● **Task goal**
Which lines of the listing below contain the word "JSON"? Copy each of them.
━━ Given information ━━
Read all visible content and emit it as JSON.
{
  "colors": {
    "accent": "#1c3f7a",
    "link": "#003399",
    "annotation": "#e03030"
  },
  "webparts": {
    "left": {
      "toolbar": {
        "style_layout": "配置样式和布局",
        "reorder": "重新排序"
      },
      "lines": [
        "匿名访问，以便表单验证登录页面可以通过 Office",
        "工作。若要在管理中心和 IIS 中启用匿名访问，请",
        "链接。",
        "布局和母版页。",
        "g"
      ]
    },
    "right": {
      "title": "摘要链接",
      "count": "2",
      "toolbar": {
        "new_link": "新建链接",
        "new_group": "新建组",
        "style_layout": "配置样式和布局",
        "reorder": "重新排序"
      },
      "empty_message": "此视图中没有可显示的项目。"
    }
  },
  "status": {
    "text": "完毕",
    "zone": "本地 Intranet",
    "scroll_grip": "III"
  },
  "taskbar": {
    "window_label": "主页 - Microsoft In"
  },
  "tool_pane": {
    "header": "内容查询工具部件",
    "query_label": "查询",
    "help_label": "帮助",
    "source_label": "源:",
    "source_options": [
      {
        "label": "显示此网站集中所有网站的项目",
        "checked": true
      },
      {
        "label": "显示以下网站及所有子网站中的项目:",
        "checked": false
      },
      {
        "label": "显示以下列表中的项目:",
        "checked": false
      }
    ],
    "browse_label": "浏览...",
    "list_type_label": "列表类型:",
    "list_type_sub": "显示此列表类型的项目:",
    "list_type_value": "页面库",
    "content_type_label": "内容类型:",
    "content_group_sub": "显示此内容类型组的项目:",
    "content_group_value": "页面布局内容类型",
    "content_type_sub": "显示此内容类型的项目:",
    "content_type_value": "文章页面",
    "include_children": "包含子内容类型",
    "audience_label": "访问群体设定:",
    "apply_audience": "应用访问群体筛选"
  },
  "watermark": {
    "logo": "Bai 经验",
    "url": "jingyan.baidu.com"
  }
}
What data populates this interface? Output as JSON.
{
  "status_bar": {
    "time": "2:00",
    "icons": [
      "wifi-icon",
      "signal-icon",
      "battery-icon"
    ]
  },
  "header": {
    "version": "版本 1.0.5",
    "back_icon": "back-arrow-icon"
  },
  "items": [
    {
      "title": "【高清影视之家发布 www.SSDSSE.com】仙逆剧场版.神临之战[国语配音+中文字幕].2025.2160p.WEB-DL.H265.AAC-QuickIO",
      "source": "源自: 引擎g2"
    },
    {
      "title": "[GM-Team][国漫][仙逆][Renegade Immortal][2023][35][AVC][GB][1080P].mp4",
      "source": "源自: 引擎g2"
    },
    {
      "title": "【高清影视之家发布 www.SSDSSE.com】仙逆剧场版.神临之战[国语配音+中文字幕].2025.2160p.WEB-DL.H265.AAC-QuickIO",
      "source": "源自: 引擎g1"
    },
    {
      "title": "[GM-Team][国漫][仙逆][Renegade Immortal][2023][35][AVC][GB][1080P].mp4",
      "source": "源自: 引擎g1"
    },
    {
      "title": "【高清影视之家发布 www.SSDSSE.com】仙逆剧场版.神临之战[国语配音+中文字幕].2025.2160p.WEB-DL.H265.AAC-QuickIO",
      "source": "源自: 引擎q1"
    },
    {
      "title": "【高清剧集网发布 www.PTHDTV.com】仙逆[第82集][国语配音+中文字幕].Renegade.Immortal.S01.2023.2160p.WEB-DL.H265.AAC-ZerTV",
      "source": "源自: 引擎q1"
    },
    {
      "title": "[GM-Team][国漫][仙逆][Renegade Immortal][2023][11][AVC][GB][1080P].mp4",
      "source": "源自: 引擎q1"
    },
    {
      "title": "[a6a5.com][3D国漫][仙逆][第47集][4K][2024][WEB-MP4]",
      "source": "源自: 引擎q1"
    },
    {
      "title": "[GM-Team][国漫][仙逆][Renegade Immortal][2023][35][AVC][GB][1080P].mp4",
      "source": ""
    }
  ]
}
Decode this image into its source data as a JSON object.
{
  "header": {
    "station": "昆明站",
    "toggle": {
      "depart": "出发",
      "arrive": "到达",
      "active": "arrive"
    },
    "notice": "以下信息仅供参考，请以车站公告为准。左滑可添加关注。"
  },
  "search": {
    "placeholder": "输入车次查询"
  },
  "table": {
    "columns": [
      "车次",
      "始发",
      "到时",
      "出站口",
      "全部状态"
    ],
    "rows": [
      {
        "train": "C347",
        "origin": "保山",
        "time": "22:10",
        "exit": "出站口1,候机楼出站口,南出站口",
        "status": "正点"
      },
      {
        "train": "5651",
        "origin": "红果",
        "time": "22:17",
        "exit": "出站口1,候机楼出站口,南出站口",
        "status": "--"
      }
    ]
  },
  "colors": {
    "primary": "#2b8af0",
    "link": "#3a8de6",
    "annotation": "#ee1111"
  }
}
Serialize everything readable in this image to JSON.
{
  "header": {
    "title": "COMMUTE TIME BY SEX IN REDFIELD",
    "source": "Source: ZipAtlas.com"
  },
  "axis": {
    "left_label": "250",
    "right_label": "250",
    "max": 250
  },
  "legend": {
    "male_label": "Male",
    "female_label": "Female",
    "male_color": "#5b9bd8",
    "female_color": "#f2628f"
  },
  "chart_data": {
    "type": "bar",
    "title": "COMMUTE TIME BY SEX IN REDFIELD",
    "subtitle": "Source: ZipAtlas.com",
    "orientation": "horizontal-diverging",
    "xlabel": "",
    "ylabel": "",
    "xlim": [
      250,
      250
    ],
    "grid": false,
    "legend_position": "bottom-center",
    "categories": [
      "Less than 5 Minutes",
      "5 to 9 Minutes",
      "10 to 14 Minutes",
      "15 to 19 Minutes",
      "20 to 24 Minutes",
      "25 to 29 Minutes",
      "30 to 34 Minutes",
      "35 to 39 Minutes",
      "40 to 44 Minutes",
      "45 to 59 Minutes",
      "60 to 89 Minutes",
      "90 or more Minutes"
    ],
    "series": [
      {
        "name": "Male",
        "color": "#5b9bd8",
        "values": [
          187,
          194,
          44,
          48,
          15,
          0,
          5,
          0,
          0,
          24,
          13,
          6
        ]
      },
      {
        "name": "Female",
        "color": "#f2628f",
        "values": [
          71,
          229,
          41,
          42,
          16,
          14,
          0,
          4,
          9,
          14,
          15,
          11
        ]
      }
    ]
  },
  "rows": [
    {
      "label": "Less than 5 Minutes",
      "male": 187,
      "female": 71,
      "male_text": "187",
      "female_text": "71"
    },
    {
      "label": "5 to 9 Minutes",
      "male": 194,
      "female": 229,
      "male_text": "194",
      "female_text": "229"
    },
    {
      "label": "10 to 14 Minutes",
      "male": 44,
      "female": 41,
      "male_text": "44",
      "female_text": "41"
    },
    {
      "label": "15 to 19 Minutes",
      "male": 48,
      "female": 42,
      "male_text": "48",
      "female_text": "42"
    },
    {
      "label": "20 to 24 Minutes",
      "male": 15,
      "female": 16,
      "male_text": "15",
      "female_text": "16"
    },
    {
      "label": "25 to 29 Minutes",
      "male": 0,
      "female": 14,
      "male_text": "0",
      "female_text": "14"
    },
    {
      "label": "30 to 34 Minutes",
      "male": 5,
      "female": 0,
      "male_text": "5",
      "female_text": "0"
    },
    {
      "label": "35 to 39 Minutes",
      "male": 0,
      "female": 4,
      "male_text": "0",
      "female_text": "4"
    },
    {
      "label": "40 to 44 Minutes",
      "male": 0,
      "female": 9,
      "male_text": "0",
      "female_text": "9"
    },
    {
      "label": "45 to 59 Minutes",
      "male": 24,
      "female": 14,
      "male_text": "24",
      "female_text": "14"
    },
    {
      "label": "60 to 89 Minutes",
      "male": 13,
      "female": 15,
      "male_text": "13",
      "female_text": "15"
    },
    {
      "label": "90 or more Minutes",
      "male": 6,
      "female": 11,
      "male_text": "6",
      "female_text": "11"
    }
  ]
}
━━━
● **The answer**
Read all visible content and emit it as JSON.
What data populates this interface? Output as JSON.
Decode this image into its source data as a JSON object.
Serialize everything readable in this image to JSON.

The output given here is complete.